COMETS AND CONCORDES (AND THOSE I FLEW BEFORE)
AMONGST AIRLINE CAPTAINS, Peter Duffey is unique in having flown on scheduled service, the Comet 1, the Comet 4 and Concorde. This intriguing book deals with some of the intricacies involved in operating these innovative aircraft.
AMONGST AIRLINE CAPTAINS, Peter Duffey is unique in having flown on scheduled service, the Comet 1, the Comet 4 and Concorde. This intriguing book deals with some of the intricacies involved in operating these innovative aircraft. The Comet 1 was the first jet airliner in service and Concorde the first and at present, the only supersonic airliner in service. There is a great deal to be discovered here about the handling and operational problems which these new aircraft presented, and it all makes engaging reading from an aviator's point of view.
The account of the introduction of the Comet is overshadowed by the knowledge of how it all ended in disaster, with unforeseen metal fatigue eventually leading to catastrophic failure of the pressurised hulls.
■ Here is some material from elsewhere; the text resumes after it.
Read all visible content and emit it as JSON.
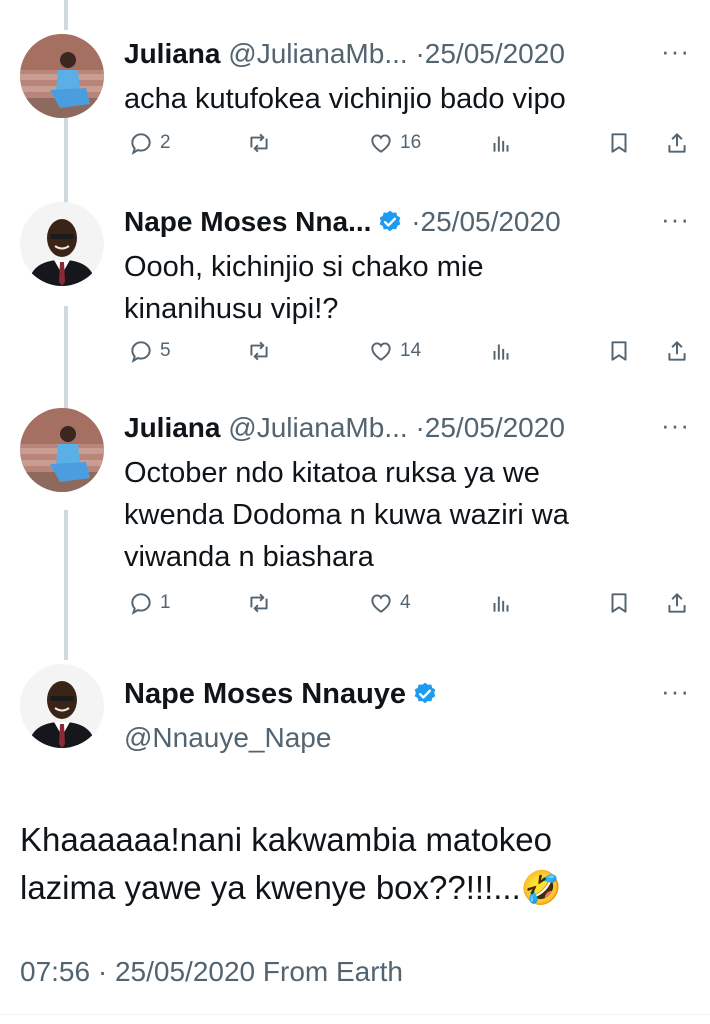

Peter Duffey had serious reservations about the Comets that he was flying, particularly after the loss of the first aircraft off Elba, and he would have supported total grounding of the fleet at that time.
The Comet 4 was vastly superior, with all the earlier problems sorted out, but it was no commercial match for the newly introduced Boeing 707.
Bearing in mind, as the writer must have done, the tendency of many completely new aircraft types to present unforeseen problems, the record of over twenty years of operation of Concorde with no major incidents should be acclaimed as the technical triumph that it is. That is not to say that the aircraft presented no problems, but the many that it did were dealt with by pilots, engineers and designers in a painstaking and professional manner which is to the great credit all concerned. The author's accounts of some of these problems make fascinating reading. There is, for instance, a tendency to enter an uncommanded climb or descent of up to 8,000 feet per minute when encountering a change in air temperature. Because of speed, handling and noise limitations, many procedures have to be flown with pin point accuracy, both as to position and speed. Influencing the conduct of nearly all manoeuvres is the noise problem.
At low level there is tension between the need to keep the speed up to improve handling and reduce drag and the need to keep engine settings down to reduce noise. At height you want to go supersonic for the sake of fuel efficiency and giving the punters what they have paid for but you have to avoid sonic booming over inhabited terrain. I concluded from his account that unless the sonic boom problem can be overcome we shall never see supersonic airliners in any great number, as the world is just not big enough. A most interesting book. Nigel Everett.
- 4 Flight test: Globe Super Swift
- 5 Flight test: Cessna 182C
- 6 Flight test: Sukhoi Su-29
- 7 100 years of Fournier: a history of aviation’s original ‘green’ promoter
- 8 Pilot interview with: Grant Shapps, Transport Secretary
- 9 Ryanair to recruit 2,000 pilots
- 10 Rolls-Royce Spirit of Innovation takes to the air